Task brief:
In your copy, include every entry exactly as written but no pictures.
===
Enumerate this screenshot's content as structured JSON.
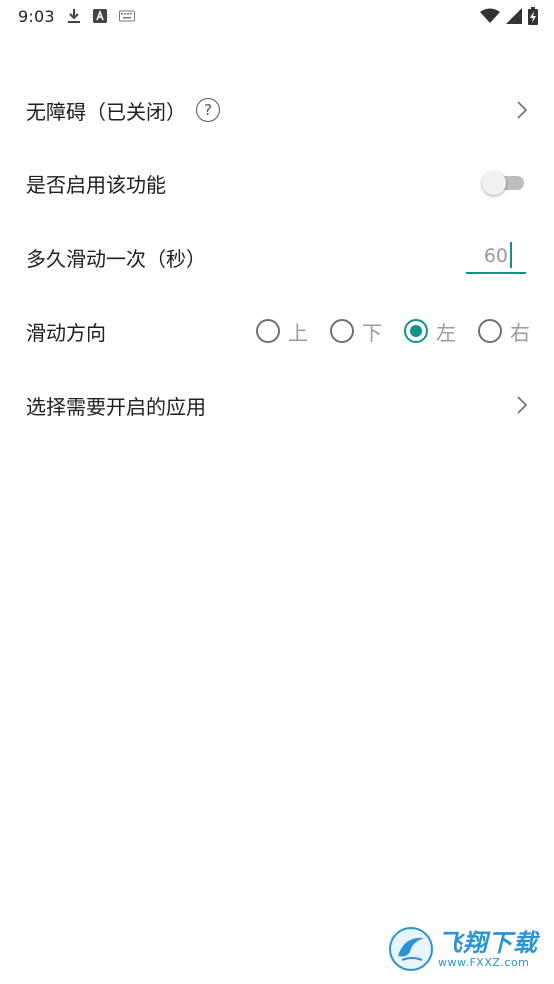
{
  "status_bar": {
    "time": "9:03",
    "icons_left": [
      "download-icon",
      "text-a-icon",
      "keyboard-icon"
    ],
    "icons_right": [
      "wifi-icon",
      "signal-icon",
      "battery-charging-icon"
    ]
  },
  "settings": {
    "accessibility": {
      "label": "无障碍（已关闭）",
      "help": "?"
    },
    "enable": {
      "label": "是否启用该功能",
      "enabled": false
    },
    "interval": {
      "label": "多久滑动一次（秒）",
      "value": "60"
    },
    "direction": {
      "label": "滑动方向",
      "options": [
        "上",
        "下",
        "左",
        "右"
      ],
      "selected": "左"
    },
    "apps": {
      "label": "选择需要开启的应用"
    }
  },
  "watermark": {
    "cn": "飞翔下载",
    "en": "www.FXXZ.com"
  },
  "colors": {
    "accent": "#119383",
    "watermark": "#2b93d4"
  }
}
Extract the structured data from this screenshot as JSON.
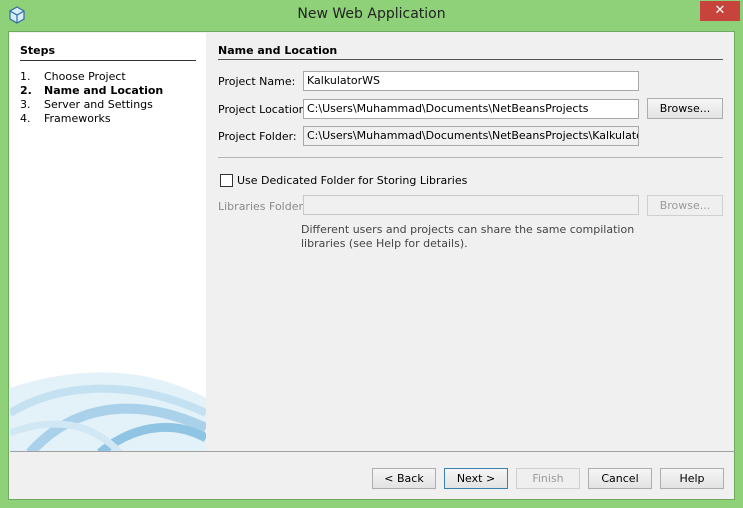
{
  "window": {
    "title": "New Web Application",
    "close_glyph": "✕",
    "accent_color": "#8fd179",
    "close_color": "#c7433b"
  },
  "steps": {
    "title": "Steps",
    "items": [
      {
        "num": "1.",
        "label": "Choose Project"
      },
      {
        "num": "2.",
        "label": "Name and Location"
      },
      {
        "num": "3.",
        "label": "Server and Settings"
      },
      {
        "num": "4.",
        "label": "Frameworks"
      }
    ]
  },
  "form": {
    "section_title": "Name and Location",
    "project_name": {
      "label": "Project Name:",
      "value": "KalkulatorWS"
    },
    "project_location": {
      "label": "Project Location:",
      "value": "C:\\Users\\Muhammad\\Documents\\NetBeansProjects",
      "browse": "Browse..."
    },
    "project_folder": {
      "label": "Project Folder:",
      "value": "C:\\Users\\Muhammad\\Documents\\NetBeansProjects\\KalkulatorWS"
    },
    "dedicated_folder": {
      "label": "Use Dedicated Folder for Storing Libraries",
      "checked": false
    },
    "libraries_folder": {
      "label": "Libraries Folder:",
      "value": "",
      "browse": "Browse..."
    },
    "hint": "Different users and projects can share the same compilation libraries (see Help for details)."
  },
  "buttons": {
    "back": "< Back",
    "next": "Next >",
    "finish": "Finish",
    "cancel": "Cancel",
    "help": "Help"
  }
}
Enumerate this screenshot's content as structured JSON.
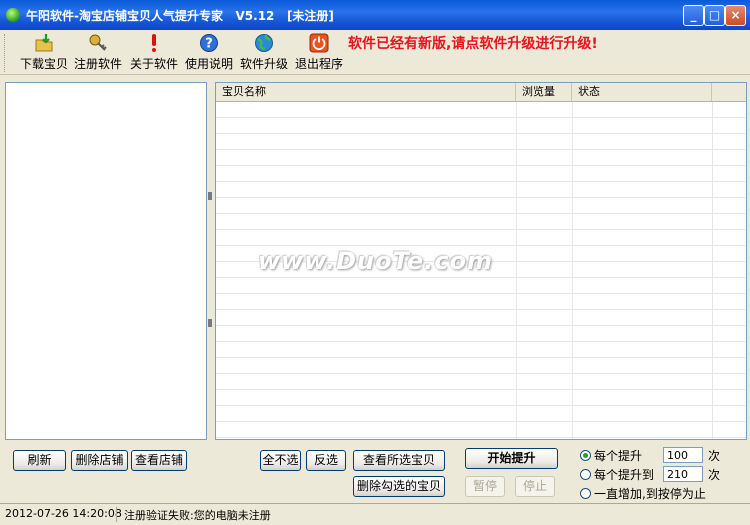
{
  "window": {
    "title": "午阳软件-淘宝店铺宝贝人气提升专家   V5.12   [未注册]",
    "min": "_",
    "max": "□",
    "close": "×"
  },
  "toolbar": {
    "items": [
      {
        "label": "下载宝贝",
        "icon": "download-icon"
      },
      {
        "label": "注册软件",
        "icon": "key-icon"
      },
      {
        "label": "关于软件",
        "icon": "exclamation-icon"
      },
      {
        "label": "使用说明",
        "icon": "help-icon"
      },
      {
        "label": "软件升级",
        "icon": "globe-icon"
      },
      {
        "label": "退出程序",
        "icon": "power-icon"
      }
    ],
    "update_message": "软件已经有新版,请点软件升级进行升级!"
  },
  "grid": {
    "columns": [
      "宝贝名称",
      "浏览量",
      "状态"
    ]
  },
  "watermark": "www.DuoTe.com",
  "buttons": {
    "refresh": "刷新",
    "delete_shop": "删除店铺",
    "view_shop": "查看店铺",
    "unselect_all": "全不选",
    "invert": "反选",
    "view_selected": "查看所选宝贝",
    "delete_checked": "删除勾选的宝贝",
    "start": "开始提升",
    "pause": "暂停",
    "stop": "停止"
  },
  "options": {
    "each_boost": {
      "label": "每个提升",
      "value": "100",
      "unit": "次",
      "selected": true
    },
    "boost_to": {
      "label": "每个提升到",
      "value": "210",
      "unit": "次",
      "selected": false
    },
    "until_stop": {
      "label": "一直增加,到按停为止",
      "selected": false
    }
  },
  "status": {
    "time": "2012-07-26 14:20:08",
    "message": "注册验证失败:您的电脑未注册"
  },
  "colors": {
    "update_message": "#e8131c",
    "titlebar": "#1658d6"
  }
}
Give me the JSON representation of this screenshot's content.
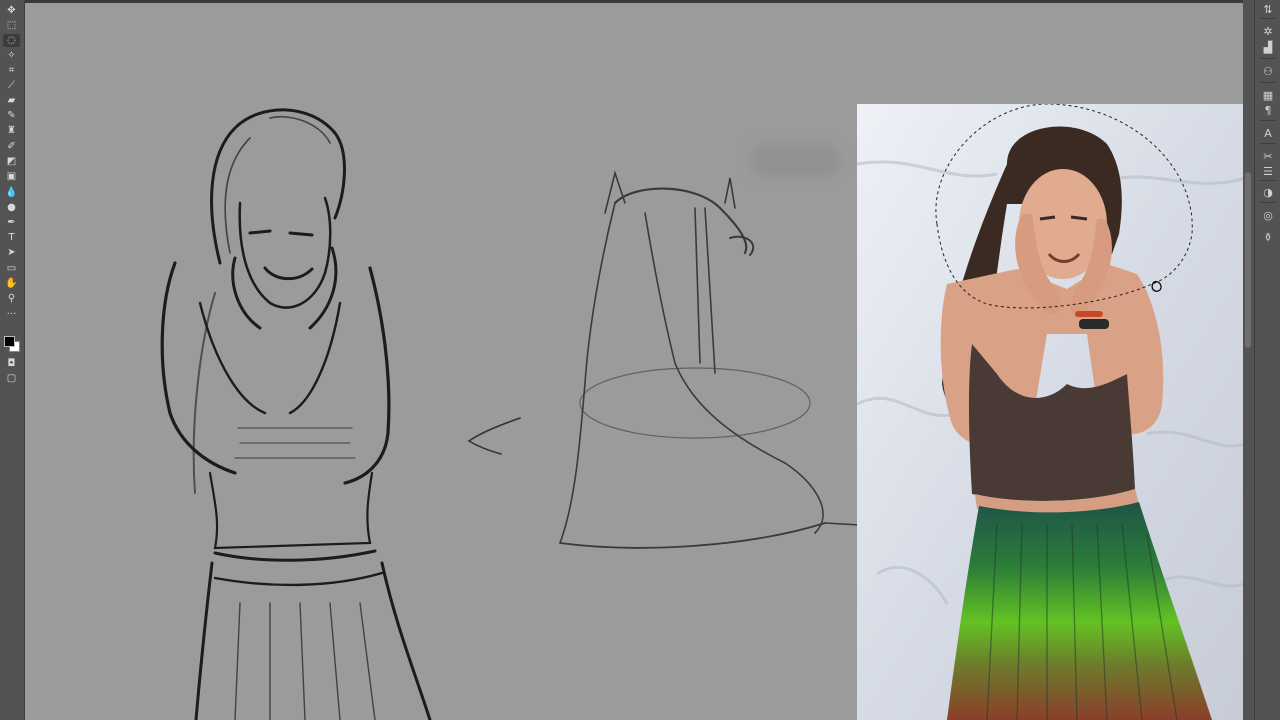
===
Response to the exercise:
Enumerate this screenshot's content as structured JSON.
{
  "status_bar": {
    "time": "9:03",
    "icons_left": [
      "download-icon",
      "text-a-icon",
      "keyboard-icon"
    ],
    "icons_right": [
      "wifi-icon",
      "signal-icon",
      "battery-charging-icon"
    ]
  },
  "settings": {
    "accessibility": {
      "label": "无障碍（已关闭）",
      "help": "?"
    },
    "enable": {
      "label": "是否启用该功能",
      "enabled": false
    },
    "interval": {
      "label": "多久滑动一次（秒）",
      "value": "60"
    },
    "direction": {
      "label": "滑动方向",
      "options": [
        "上",
        "下",
        "左",
        "右"
      ],
      "selected": "左"
    },
    "apps": {
      "label": "选择需要开启的应用"
    }
  },
  "watermark": {
    "cn": "飞翔下载",
    "en": "www.FXXZ.com"
  },
  "colors": {
    "accent": "#119383",
    "watermark": "#2b93d4"
  }
}
Extract the structured data from this screenshot as JSON.
{
  "window": {
    "title": "New Web Application",
    "close_glyph": "✕",
    "accent_color": "#8fd179",
    "close_color": "#c7433b"
  },
  "steps": {
    "title": "Steps",
    "items": [
      {
        "num": "1.",
        "label": "Choose Project"
      },
      {
        "num": "2.",
        "label": "Name and Location"
      },
      {
        "num": "3.",
        "label": "Server and Settings"
      },
      {
        "num": "4.",
        "label": "Frameworks"
      }
    ]
  },
  "form": {
    "section_title": "Name and Location",
    "project_name": {
      "label": "Project Name:",
      "value": "KalkulatorWS"
    },
    "project_location": {
      "label": "Project Location:",
      "value": "C:\\Users\\Muhammad\\Documents\\NetBeansProjects",
      "browse": "Browse..."
    },
    "project_folder": {
      "label": "Project Folder:",
      "value": "C:\\Users\\Muhammad\\Documents\\NetBeansProjects\\KalkulatorWS"
    },
    "dedicated_folder": {
      "label": "Use Dedicated Folder for Storing Libraries",
      "checked": false
    },
    "libraries_folder": {
      "label": "Libraries Folder:",
      "value": "",
      "browse": "Browse..."
    },
    "hint": "Different users and projects can share the same compilation libraries (see Help for details)."
  },
  "buttons": {
    "back": "< Back",
    "next": "Next >",
    "finish": "Finish",
    "cancel": "Cancel",
    "help": "Help"
  }
}
Enumerate this screenshot's content as structured JSON.
{
  "window": {
    "title": "午阳软件-淘宝店铺宝贝人气提升专家   V5.12   [未注册]",
    "min": "_",
    "max": "□",
    "close": "×"
  },
  "toolbar": {
    "items": [
      {
        "label": "下载宝贝",
        "icon": "download-icon"
      },
      {
        "label": "注册软件",
        "icon": "key-icon"
      },
      {
        "label": "关于软件",
        "icon": "exclamation-icon"
      },
      {
        "label": "使用说明",
        "icon": "help-icon"
      },
      {
        "label": "软件升级",
        "icon": "globe-icon"
      },
      {
        "label": "退出程序",
        "icon": "power-icon"
      }
    ],
    "update_message": "软件已经有新版,请点软件升级进行升级!"
  },
  "grid": {
    "columns": [
      "宝贝名称",
      "浏览量",
      "状态"
    ]
  },
  "watermark": "www.DuoTe.com",
  "buttons": {
    "refresh": "刷新",
    "delete_shop": "删除店铺",
    "view_shop": "查看店铺",
    "unselect_all": "全不选",
    "invert": "反选",
    "view_selected": "查看所选宝贝",
    "delete_checked": "删除勾选的宝贝",
    "start": "开始提升",
    "pause": "暂停",
    "stop": "停止"
  },
  "options": {
    "each_boost": {
      "label": "每个提升",
      "value": "100",
      "unit": "次",
      "selected": true
    },
    "boost_to": {
      "label": "每个提升到",
      "value": "210",
      "unit": "次",
      "selected": false
    },
    "until_stop": {
      "label": "一直增加,到按停为止",
      "selected": false
    }
  },
  "status": {
    "time": "2012-07-26 14:20:08",
    "message": "注册验证失败:您的电脑未注册"
  },
  "colors": {
    "update_message": "#e8131c",
    "titlebar": "#1658d6"
  }
}
Give me the JSON representation of this screenshot's content.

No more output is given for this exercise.